§ What is being asked:
After counting the lines below that contain "Name", reply with that number alone.

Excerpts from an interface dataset
-------------------------

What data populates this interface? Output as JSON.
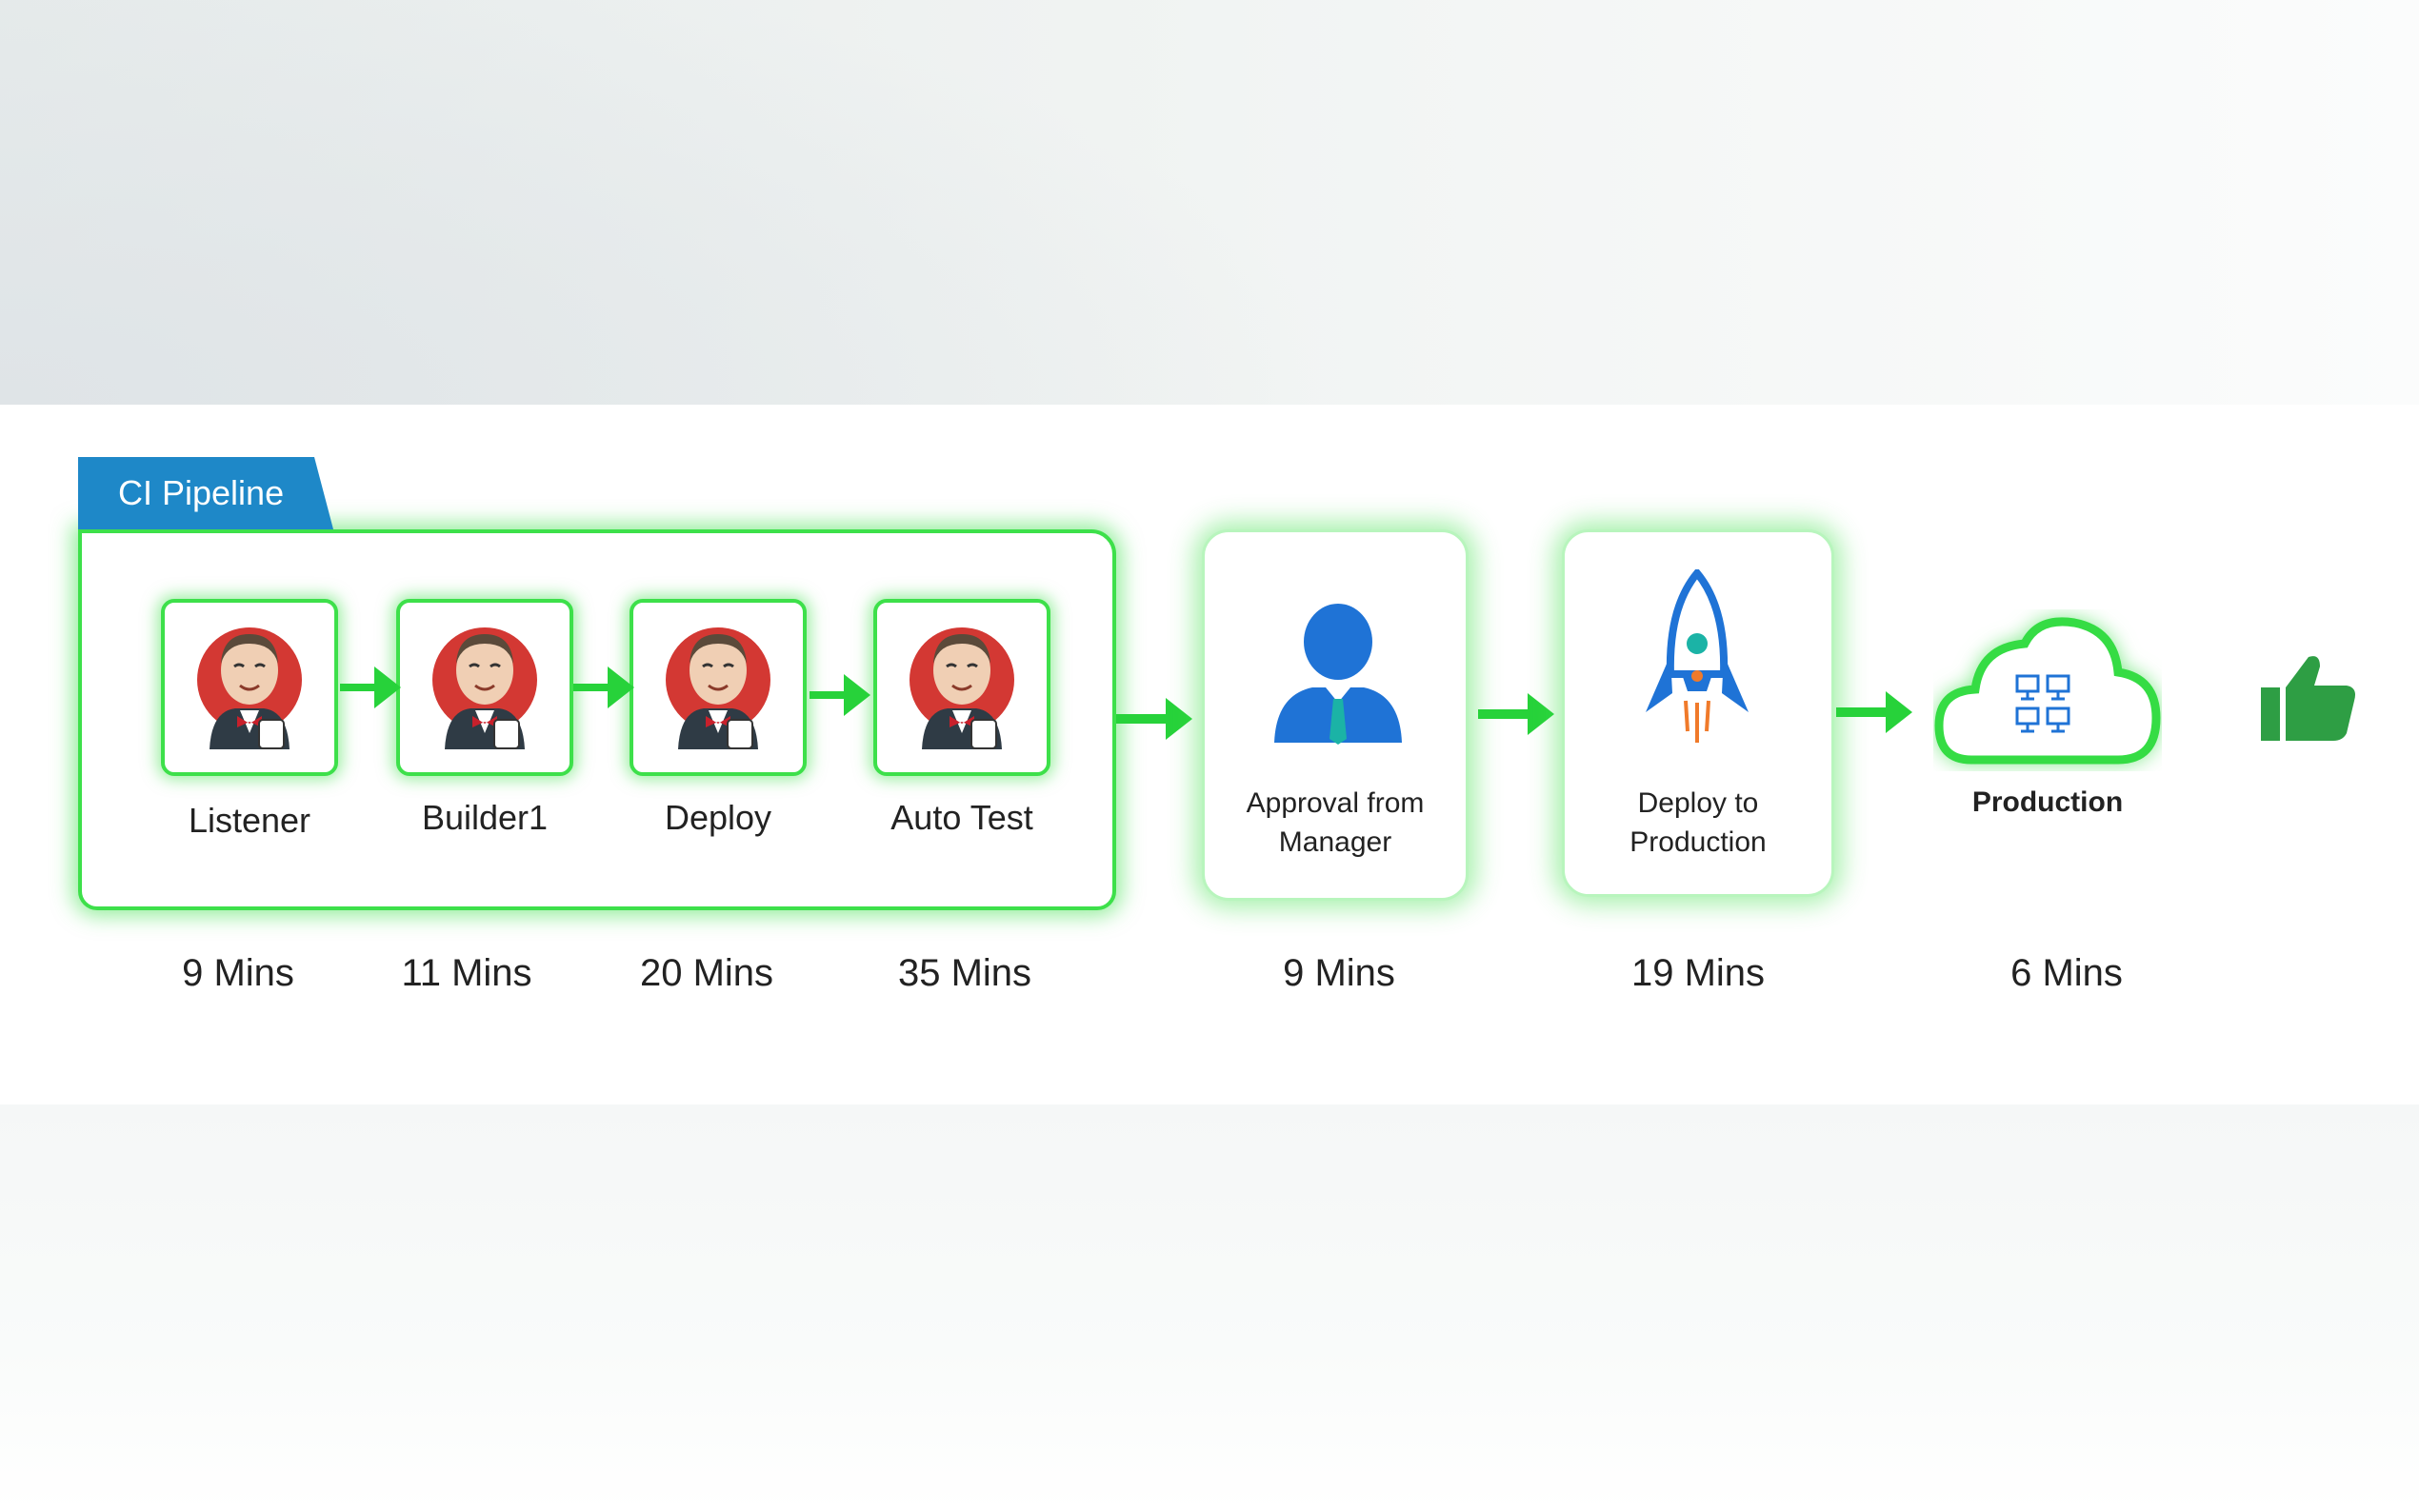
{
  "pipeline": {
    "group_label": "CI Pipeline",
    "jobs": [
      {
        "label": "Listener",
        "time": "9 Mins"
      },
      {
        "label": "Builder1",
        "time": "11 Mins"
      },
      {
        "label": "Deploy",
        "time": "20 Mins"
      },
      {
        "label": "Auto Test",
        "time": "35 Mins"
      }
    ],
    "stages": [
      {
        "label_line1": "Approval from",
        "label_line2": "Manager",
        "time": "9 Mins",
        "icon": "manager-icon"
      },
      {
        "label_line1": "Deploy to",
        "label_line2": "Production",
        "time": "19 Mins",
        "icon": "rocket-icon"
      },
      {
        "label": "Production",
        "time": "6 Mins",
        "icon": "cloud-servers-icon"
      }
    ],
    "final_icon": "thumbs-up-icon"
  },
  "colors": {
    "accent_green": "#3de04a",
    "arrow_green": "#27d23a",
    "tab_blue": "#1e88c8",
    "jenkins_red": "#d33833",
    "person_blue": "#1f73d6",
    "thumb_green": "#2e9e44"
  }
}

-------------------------

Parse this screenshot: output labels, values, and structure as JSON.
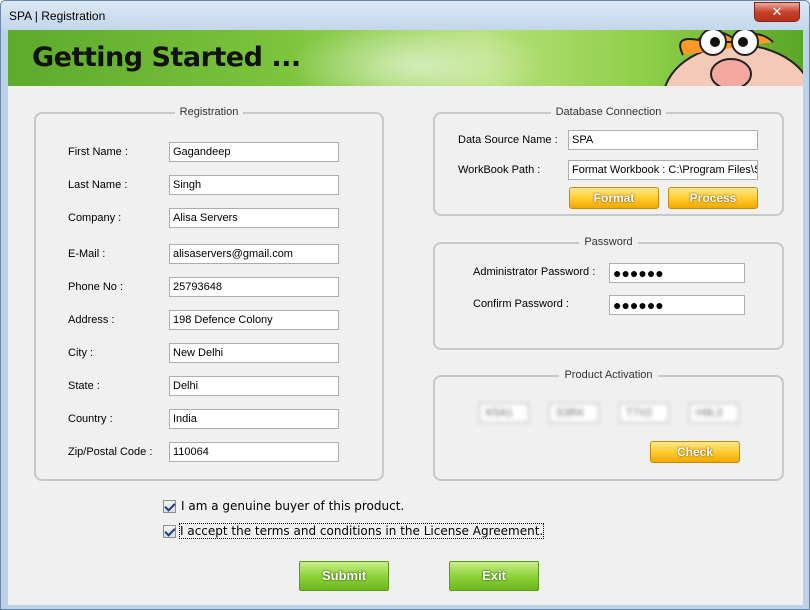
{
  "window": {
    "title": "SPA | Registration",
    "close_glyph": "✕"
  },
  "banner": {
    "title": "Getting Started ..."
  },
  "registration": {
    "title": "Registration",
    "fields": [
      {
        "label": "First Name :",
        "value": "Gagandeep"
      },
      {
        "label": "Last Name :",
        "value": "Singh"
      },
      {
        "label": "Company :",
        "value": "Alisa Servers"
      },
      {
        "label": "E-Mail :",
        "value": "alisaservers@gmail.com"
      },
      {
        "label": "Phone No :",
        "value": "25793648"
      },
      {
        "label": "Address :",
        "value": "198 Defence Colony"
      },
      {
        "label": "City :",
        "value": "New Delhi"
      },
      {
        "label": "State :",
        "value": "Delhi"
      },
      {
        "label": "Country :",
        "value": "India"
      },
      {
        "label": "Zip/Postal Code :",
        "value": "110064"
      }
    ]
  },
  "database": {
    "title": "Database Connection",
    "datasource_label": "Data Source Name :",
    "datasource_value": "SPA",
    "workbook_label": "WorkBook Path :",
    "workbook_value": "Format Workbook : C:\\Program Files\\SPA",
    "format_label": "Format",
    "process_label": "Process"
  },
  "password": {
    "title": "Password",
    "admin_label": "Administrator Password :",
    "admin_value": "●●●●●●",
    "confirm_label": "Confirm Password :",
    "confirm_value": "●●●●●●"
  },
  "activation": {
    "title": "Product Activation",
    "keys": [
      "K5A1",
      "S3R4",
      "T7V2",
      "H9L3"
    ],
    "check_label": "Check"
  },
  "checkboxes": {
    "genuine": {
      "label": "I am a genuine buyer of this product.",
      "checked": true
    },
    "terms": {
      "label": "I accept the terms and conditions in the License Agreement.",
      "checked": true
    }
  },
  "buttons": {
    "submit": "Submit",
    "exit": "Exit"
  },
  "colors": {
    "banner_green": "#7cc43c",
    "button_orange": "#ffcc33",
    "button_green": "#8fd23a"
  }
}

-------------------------

§ Task answer:
3